### Records for the task:
══════
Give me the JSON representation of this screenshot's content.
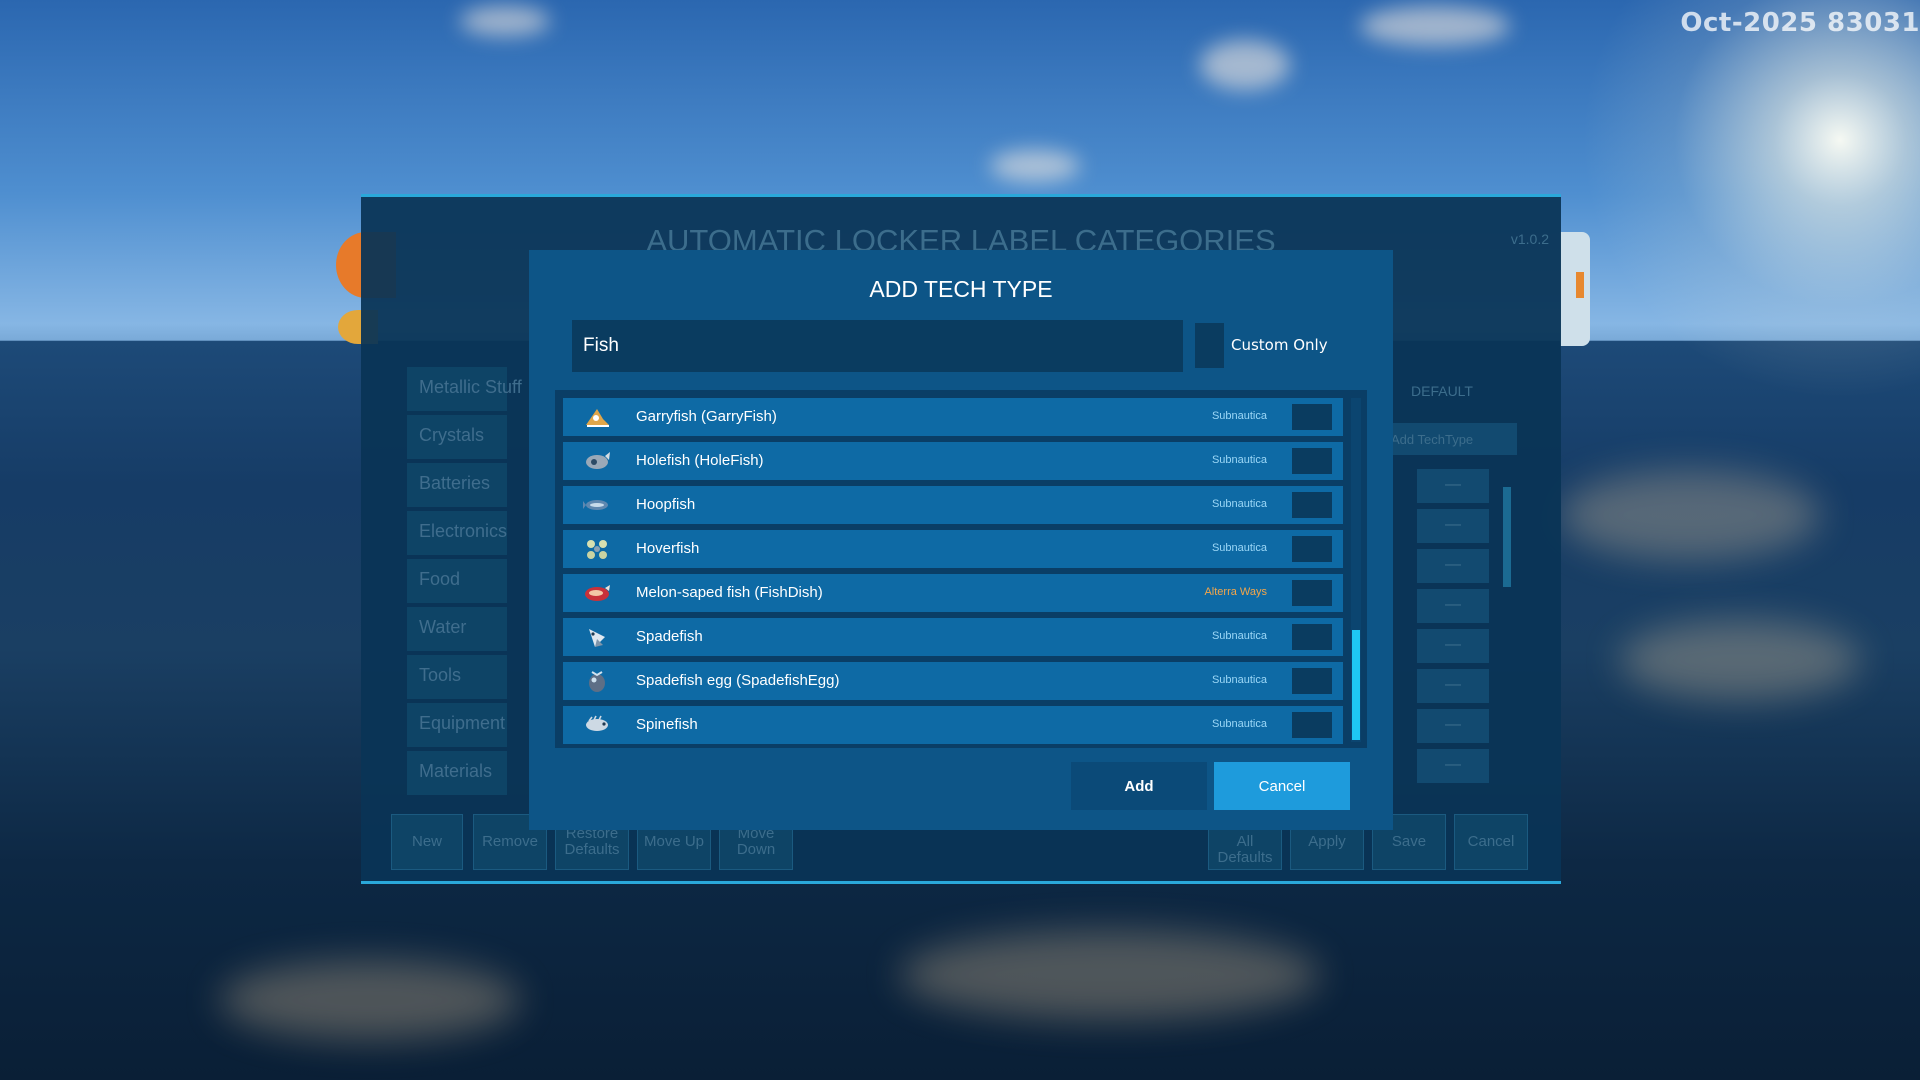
{
  "watermark": "Oct-2025 83031",
  "main_window": {
    "title": "AUTOMATIC LOCKER LABEL CATEGORIES",
    "version": "v1.0.2",
    "categories": [
      "Metallic Stuff",
      "Crystals",
      "Batteries",
      "Electronics",
      "Food",
      "Water",
      "Tools",
      "Equipment",
      "Materials"
    ],
    "default_label": "DEFAULT",
    "add_techtype_label": "Add TechType",
    "dash_symbol": "—",
    "bottom_buttons": [
      "New",
      "Remove",
      "Restore Defaults",
      "Move Up",
      "Move Down",
      "Restore All Defaults",
      "Apply",
      "Save",
      "Cancel"
    ]
  },
  "dialog": {
    "title": "ADD TECH TYPE",
    "search_value": "Fish",
    "custom_only_label": "Custom Only",
    "items": [
      {
        "name": "Garryfish  (GarryFish)",
        "source": "Subnautica",
        "icon": "garryfish-icon"
      },
      {
        "name": "Holefish  (HoleFish)",
        "source": "Subnautica",
        "icon": "holefish-icon"
      },
      {
        "name": "Hoopfish",
        "source": "Subnautica",
        "icon": "hoopfish-icon"
      },
      {
        "name": "Hoverfish",
        "source": "Subnautica",
        "icon": "hoverfish-icon"
      },
      {
        "name": "Melon-saped fish  (FishDish)",
        "source": "Alterra Ways",
        "icon": "fishdish-icon"
      },
      {
        "name": "Spadefish",
        "source": "Subnautica",
        "icon": "spadefish-icon"
      },
      {
        "name": "Spadefish egg  (SpadefishEgg)",
        "source": "Subnautica",
        "icon": "spadefish-egg-icon"
      },
      {
        "name": "Spinefish",
        "source": "Subnautica",
        "icon": "spinefish-icon"
      }
    ],
    "add_button": "Add",
    "cancel_button": "Cancel"
  },
  "colors": {
    "modal_bg": "#0d5587",
    "row_bg": "#0e6aa5",
    "source_default": "#9bd7f7",
    "source_mod": "#f4a64a",
    "cancel_accent": "#1e9bdc",
    "scroll_thumb": "#1ec7f2"
  }
}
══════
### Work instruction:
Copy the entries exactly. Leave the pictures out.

### Answer to the exercise:
Give me the JSON representation of this screenshot's content.
{
  "watermark": "Oct-2025 83031",
  "main_window": {
    "title": "AUTOMATIC LOCKER LABEL CATEGORIES",
    "version": "v1.0.2",
    "categories": [
      "Metallic Stuff",
      "Crystals",
      "Batteries",
      "Electronics",
      "Food",
      "Water",
      "Tools",
      "Equipment",
      "Materials"
    ],
    "default_label": "DEFAULT",
    "add_techtype_label": "Add TechType",
    "dash_symbol": "—",
    "bottom_buttons": [
      "New",
      "Remove",
      "Restore Defaults",
      "Move Up",
      "Move Down",
      "Restore All Defaults",
      "Apply",
      "Save",
      "Cancel"
    ]
  },
  "dialog": {
    "title": "ADD TECH TYPE",
    "search_value": "Fish",
    "custom_only_label": "Custom Only",
    "items": [
      {
        "name": "Garryfish  (GarryFish)",
        "source": "Subnautica",
        "icon": "garryfish-icon"
      },
      {
        "name": "Holefish  (HoleFish)",
        "source": "Subnautica",
        "icon": "holefish-icon"
      },
      {
        "name": "Hoopfish",
        "source": "Subnautica",
        "icon": "hoopfish-icon"
      },
      {
        "name": "Hoverfish",
        "source": "Subnautica",
        "icon": "hoverfish-icon"
      },
      {
        "name": "Melon-saped fish  (FishDish)",
        "source": "Alterra Ways",
        "icon": "fishdish-icon"
      },
      {
        "name": "Spadefish",
        "source": "Subnautica",
        "icon": "spadefish-icon"
      },
      {
        "name": "Spadefish egg  (SpadefishEgg)",
        "source": "Subnautica",
        "icon": "spadefish-egg-icon"
      },
      {
        "name": "Spinefish",
        "source": "Subnautica",
        "icon": "spinefish-icon"
      }
    ],
    "add_button": "Add",
    "cancel_button": "Cancel"
  },
  "colors": {
    "modal_bg": "#0d5587",
    "row_bg": "#0e6aa5",
    "source_default": "#9bd7f7",
    "source_mod": "#f4a64a",
    "cancel_accent": "#1e9bdc",
    "scroll_thumb": "#1ec7f2"
  }
}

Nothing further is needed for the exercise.